Bob Plankers is making the point that the purchasing proprietary corporate software for virtualization (such as VMware vCloud or Citrix Cloudstack) has its own value by avoiding having to build & test your own software: There is an attitude among some now that OpenStack is, or at least will be, our savior from vendor lock-in [...]
Arista has announced the 7150S device. It’s low latency, 10 Gigabit and VXLAN terminating. What’s interesting to me is that Brocade and Arista are solving the same problem in different ways. Ivan has determined that Arista have decided to use the Intel chipset (I’m guessing the SM6000?) and then enable the tunnel termination features in the software.
I have to agree in part with Trevor Potts at The Register and object to VMware’s solution to the vCenter client platform problem. He got to ask VMware why they are using Flash instead of HTML5 and he runs down the list of options. Java – too much versioning, not much customer love (ie none, [...]
TL:DR look like the first version of vSphere that has least amount of compromises for large corporates. In other words, it’s more usable than before. Importantly, VMware has delivered a lot of networking features in this release and it would be fair to say that they either “overdue” or “much anticipated”. Take your choice.
VMware testing shows dramatic performance improvements, especailly CPU reduction, when performing vMotion over RoCEE networks. Implications for future network designs are enormous.
Embrane uses concepts of IP Flows to scale virtual appliances.

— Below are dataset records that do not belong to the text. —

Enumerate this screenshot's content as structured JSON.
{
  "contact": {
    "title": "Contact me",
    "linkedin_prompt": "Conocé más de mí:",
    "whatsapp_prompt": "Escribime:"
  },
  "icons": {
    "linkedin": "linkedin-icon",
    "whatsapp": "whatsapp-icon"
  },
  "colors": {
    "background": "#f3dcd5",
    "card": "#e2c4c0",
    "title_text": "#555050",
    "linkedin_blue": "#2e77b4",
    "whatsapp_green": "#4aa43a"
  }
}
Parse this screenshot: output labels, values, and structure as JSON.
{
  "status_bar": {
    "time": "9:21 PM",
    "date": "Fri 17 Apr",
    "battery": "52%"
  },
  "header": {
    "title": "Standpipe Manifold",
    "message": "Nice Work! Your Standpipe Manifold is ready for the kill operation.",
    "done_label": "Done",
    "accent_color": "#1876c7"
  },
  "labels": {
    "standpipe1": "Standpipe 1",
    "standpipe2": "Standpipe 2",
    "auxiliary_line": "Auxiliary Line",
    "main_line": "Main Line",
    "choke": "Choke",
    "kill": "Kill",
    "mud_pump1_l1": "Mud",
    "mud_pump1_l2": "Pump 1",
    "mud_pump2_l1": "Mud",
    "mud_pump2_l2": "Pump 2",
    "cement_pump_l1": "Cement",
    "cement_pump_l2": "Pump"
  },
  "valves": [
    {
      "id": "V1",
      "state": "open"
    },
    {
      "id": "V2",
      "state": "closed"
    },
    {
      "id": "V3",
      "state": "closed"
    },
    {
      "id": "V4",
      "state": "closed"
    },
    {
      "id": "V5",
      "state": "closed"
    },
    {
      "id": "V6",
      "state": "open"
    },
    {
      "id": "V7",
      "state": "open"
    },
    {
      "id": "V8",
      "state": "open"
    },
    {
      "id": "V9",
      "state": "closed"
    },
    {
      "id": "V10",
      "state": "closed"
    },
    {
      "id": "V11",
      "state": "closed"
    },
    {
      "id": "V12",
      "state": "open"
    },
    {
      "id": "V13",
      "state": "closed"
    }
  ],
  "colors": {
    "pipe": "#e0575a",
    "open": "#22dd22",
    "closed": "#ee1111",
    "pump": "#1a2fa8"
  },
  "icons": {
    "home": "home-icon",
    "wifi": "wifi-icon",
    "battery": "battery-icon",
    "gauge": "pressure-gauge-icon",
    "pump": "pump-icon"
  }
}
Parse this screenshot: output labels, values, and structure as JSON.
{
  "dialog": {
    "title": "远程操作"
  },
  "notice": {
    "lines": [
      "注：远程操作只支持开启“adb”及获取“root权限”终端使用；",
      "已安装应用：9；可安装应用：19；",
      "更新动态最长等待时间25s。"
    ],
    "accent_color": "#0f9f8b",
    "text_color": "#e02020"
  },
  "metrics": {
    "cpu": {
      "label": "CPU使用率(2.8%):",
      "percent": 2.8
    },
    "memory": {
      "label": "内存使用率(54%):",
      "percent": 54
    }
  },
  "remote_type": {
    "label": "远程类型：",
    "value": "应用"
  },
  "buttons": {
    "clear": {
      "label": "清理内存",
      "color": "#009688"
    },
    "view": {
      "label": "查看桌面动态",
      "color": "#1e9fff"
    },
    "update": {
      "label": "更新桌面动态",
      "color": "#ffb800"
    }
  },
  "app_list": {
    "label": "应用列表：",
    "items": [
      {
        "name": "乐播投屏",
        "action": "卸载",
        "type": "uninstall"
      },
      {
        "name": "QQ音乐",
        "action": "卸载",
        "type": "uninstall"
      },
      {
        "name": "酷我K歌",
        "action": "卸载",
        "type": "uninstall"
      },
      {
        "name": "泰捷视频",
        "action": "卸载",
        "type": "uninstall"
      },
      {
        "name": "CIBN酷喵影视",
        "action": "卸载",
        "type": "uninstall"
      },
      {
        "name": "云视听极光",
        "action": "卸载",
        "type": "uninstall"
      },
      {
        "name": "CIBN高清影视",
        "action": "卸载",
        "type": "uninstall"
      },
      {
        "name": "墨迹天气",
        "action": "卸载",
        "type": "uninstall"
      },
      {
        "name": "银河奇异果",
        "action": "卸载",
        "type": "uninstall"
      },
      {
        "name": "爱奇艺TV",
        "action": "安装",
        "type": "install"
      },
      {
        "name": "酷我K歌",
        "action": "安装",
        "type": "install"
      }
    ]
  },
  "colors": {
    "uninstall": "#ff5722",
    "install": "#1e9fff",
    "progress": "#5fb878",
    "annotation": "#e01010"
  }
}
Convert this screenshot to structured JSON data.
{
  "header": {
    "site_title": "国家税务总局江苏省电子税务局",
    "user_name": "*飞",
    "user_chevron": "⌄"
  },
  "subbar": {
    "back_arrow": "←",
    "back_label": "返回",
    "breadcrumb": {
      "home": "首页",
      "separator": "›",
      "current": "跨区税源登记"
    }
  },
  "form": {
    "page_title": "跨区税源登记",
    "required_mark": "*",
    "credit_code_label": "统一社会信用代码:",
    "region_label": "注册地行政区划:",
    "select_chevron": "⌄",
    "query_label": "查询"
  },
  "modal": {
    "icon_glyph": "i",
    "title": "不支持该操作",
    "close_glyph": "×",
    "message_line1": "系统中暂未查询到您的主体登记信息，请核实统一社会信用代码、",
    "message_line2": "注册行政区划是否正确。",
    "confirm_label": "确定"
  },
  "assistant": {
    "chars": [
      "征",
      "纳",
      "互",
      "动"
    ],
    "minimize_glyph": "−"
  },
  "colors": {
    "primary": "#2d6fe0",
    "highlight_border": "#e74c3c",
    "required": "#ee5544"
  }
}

Embrane does this by managing IP flows and then directing to other appliances, in effect creating what I would call a two tier load balancing.
This is the Packet Pushers podcast recorded after the OpenFlow Symposium. We talk extensively about the possible value of OpenFlow, and the limited value of VXLAN. Note especially that VXLAN is not suitable for use as a Layer 2 Data Centre connection – it’s simply not suited to this task.
It’s obvious #VXLAN was conjured up by a cloudtard. Simple minds devise simple solutions without seeing the complex problems they missed. Here are five things that VXLAN tells us about the networking industry.
The VMware networking blog talks about the new networking features in vSphere 5. Well, talk would be overstating it. Mention, maybe. Post It Note, perhaps.
In fact, you could probably burp out the feature list on a single beer.
There is a significant camp of software developers who are developing software switching solutions for hypervisors. Which is nice, I guess. The use of software switching in the hypervisor has some good points but, in my view they are heavily outweighed by the bad. I present the use case, and show that software